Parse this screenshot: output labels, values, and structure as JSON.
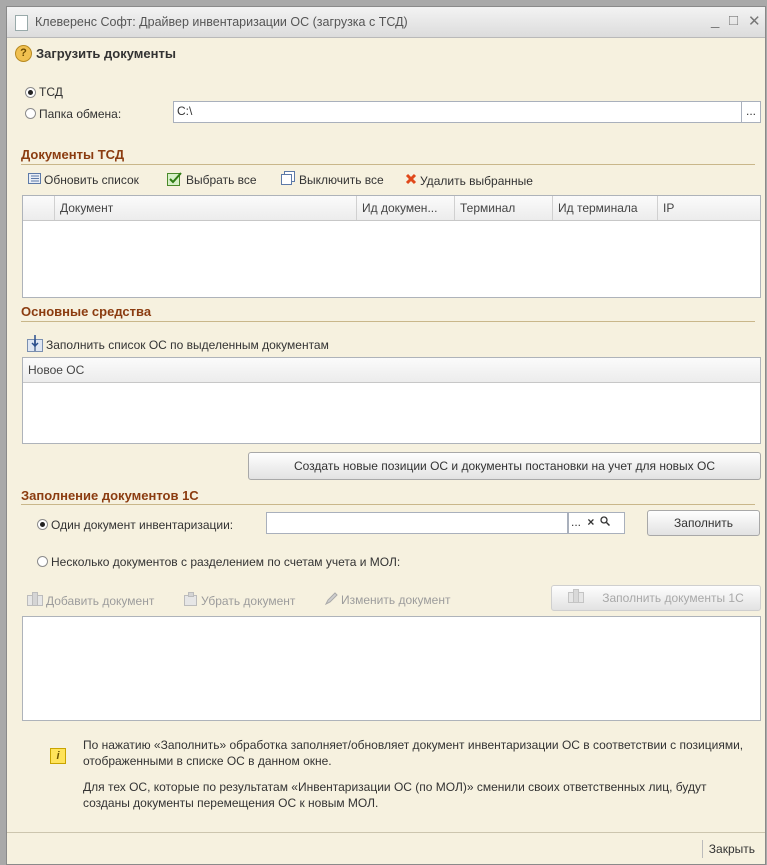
{
  "window": {
    "title": "Клеверенс Софт: Драйвер инвентаризации ОС (загрузка с ТСД)",
    "minimize": "_",
    "maximize": "□",
    "close": "✕"
  },
  "header": {
    "help_glyph": "?",
    "load_documents_label": "Загрузить документы"
  },
  "source": {
    "tsd_label": "ТСД",
    "folder_label": "Папка обмена:",
    "folder_value": "C:\\",
    "folder_browse": "..."
  },
  "tsd_documents": {
    "title": "Документы ТСД",
    "toolbar": {
      "refresh": "Обновить список",
      "select_all": "Выбрать все",
      "deselect_all": "Выключить все",
      "delete_selected": "Удалить выбранные"
    },
    "columns": [
      "Документ",
      "Ид докумен...",
      "Терминал",
      "Ид терминала",
      "IP"
    ]
  },
  "fixed_assets": {
    "title": "Основные средства",
    "fill_button": "Заполнить список ОС по выделенным документам",
    "columns": [
      "Новое ОС"
    ],
    "create_button": "Создать новые позиции ОС и документы постановки на учет для новых ОС"
  },
  "fill_1c": {
    "title": "Заполнение документов 1С",
    "single_label": "Один документ инвентаризации:",
    "single_value": "",
    "single_dots": "...",
    "single_clear": "×",
    "fill_button": "Заполнить",
    "multiple_label": "Несколько документов с разделением по счетам учета и МОЛ:",
    "toolbar": {
      "add": "Добавить документ",
      "remove": "Убрать документ",
      "edit": "Изменить документ"
    },
    "fill_docs_button": "Заполнить документы 1С"
  },
  "info": {
    "glyph": "i",
    "paragraph1": "По нажатию «Заполнить» обработка заполняет/обновляет документ инвентаризации ОС в соответствии с позициями, отображенными в списке ОС в данном окне.",
    "paragraph2": "Для тех ОС, которые по результатам «Инвентаризации ОС (по МОЛ)» сменили своих ответственных лиц, будут созданы документы перемещения ОС к новым МОЛ."
  },
  "footer": {
    "close_label": "Закрыть"
  }
}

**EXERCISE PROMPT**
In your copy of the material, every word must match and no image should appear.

**ANSWER TO THIS PROBLEM**
Parse this screenshot: output labels, values, and structure as JSON.
{
  "window": {
    "title": "Клеверенс Софт: Драйвер инвентаризации ОС (загрузка с ТСД)",
    "minimize": "_",
    "maximize": "□",
    "close": "✕"
  },
  "header": {
    "help_glyph": "?",
    "load_documents_label": "Загрузить документы"
  },
  "source": {
    "tsd_label": "ТСД",
    "folder_label": "Папка обмена:",
    "folder_value": "C:\\",
    "folder_browse": "..."
  },
  "tsd_documents": {
    "title": "Документы ТСД",
    "toolbar": {
      "refresh": "Обновить список",
      "select_all": "Выбрать все",
      "deselect_all": "Выключить все",
      "delete_selected": "Удалить выбранные"
    },
    "columns": [
      "Документ",
      "Ид докумен...",
      "Терминал",
      "Ид терминала",
      "IP"
    ]
  },
  "fixed_assets": {
    "title": "Основные средства",
    "fill_button": "Заполнить список ОС по выделенным документам",
    "columns": [
      "Новое ОС"
    ],
    "create_button": "Создать новые позиции ОС и документы постановки на учет для новых ОС"
  },
  "fill_1c": {
    "title": "Заполнение документов 1С",
    "single_label": "Один документ инвентаризации:",
    "single_value": "",
    "single_dots": "...",
    "single_clear": "×",
    "fill_button": "Заполнить",
    "multiple_label": "Несколько документов с разделением по счетам учета и МОЛ:",
    "toolbar": {
      "add": "Добавить документ",
      "remove": "Убрать документ",
      "edit": "Изменить документ"
    },
    "fill_docs_button": "Заполнить документы 1С"
  },
  "info": {
    "glyph": "i",
    "paragraph1": "По нажатию «Заполнить» обработка заполняет/обновляет документ инвентаризации ОС в соответствии с позициями, отображенными в списке ОС в данном окне.",
    "paragraph2": "Для тех ОС, которые по результатам «Инвентаризации ОС (по МОЛ)» сменили своих ответственных лиц, будут созданы документы перемещения ОС к новым МОЛ."
  },
  "footer": {
    "close_label": "Закрыть"
  }
}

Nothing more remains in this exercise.